[ASSIGNMENT] Nothing in the listing should be dropped or altered when it is copied.

[EXERCISE DATA]

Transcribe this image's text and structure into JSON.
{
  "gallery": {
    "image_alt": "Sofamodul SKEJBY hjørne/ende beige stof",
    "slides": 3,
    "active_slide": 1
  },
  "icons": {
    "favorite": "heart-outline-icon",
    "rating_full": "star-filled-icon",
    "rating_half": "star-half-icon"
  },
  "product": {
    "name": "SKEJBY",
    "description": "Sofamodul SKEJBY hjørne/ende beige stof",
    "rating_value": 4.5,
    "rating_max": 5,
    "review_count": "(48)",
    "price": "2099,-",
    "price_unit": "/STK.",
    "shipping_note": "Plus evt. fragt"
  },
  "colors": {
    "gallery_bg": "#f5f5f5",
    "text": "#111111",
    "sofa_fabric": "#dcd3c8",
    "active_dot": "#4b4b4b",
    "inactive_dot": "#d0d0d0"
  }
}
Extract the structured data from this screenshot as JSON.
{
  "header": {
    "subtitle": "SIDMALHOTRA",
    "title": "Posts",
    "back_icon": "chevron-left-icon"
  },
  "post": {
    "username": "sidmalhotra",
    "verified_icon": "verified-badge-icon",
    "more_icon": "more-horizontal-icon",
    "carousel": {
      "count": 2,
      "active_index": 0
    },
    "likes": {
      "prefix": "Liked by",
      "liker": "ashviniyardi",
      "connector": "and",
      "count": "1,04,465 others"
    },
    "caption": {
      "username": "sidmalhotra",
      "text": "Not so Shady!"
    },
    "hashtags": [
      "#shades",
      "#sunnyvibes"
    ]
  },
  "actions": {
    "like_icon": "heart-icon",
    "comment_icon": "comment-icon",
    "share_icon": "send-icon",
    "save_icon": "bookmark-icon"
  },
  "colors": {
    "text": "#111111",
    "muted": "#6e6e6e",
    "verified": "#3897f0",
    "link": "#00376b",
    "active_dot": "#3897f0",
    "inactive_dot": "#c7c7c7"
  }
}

[RESPONSE TO THE TASK]
Transcribe this image's text and structure into JSON.
{
  "gallery": {
    "image_alt": "Sofamodul SKEJBY hjørne/ende beige stof",
    "slides": 3,
    "active_slide": 1
  },
  "icons": {
    "favorite": "heart-outline-icon",
    "rating_full": "star-filled-icon",
    "rating_half": "star-half-icon"
  },
  "product": {
    "name": "SKEJBY",
    "description": "Sofamodul SKEJBY hjørne/ende beige stof",
    "rating_value": 4.5,
    "rating_max": 5,
    "review_count": "(48)",
    "price": "2099,-",
    "price_unit": "/STK.",
    "shipping_note": "Plus evt. fragt"
  },
  "colors": {
    "gallery_bg": "#f5f5f5",
    "text": "#111111",
    "sofa_fabric": "#dcd3c8",
    "active_dot": "#4b4b4b",
    "inactive_dot": "#d0d0d0"
  }
}
Extract the structured data from this screenshot as JSON.
{
  "header": {
    "subtitle": "SIDMALHOTRA",
    "title": "Posts",
    "back_icon": "chevron-left-icon"
  },
  "post": {
    "username": "sidmalhotra",
    "verified_icon": "verified-badge-icon",
    "more_icon": "more-horizontal-icon",
    "carousel": {
      "count": 2,
      "active_index": 0
    },
    "likes": {
      "prefix": "Liked by",
      "liker": "ashviniyardi",
      "connector": "and",
      "count": "1,04,465 others"
    },
    "caption": {
      "username": "sidmalhotra",
      "text": "Not so Shady!"
    },
    "hashtags": [
      "#shades",
      "#sunnyvibes"
    ]
  },
  "actions": {
    "like_icon": "heart-icon",
    "comment_icon": "comment-icon",
    "share_icon": "send-icon",
    "save_icon": "bookmark-icon"
  },
  "colors": {
    "text": "#111111",
    "muted": "#6e6e6e",
    "verified": "#3897f0",
    "link": "#00376b",
    "active_dot": "#3897f0",
    "inactive_dot": "#c7c7c7"
  }
}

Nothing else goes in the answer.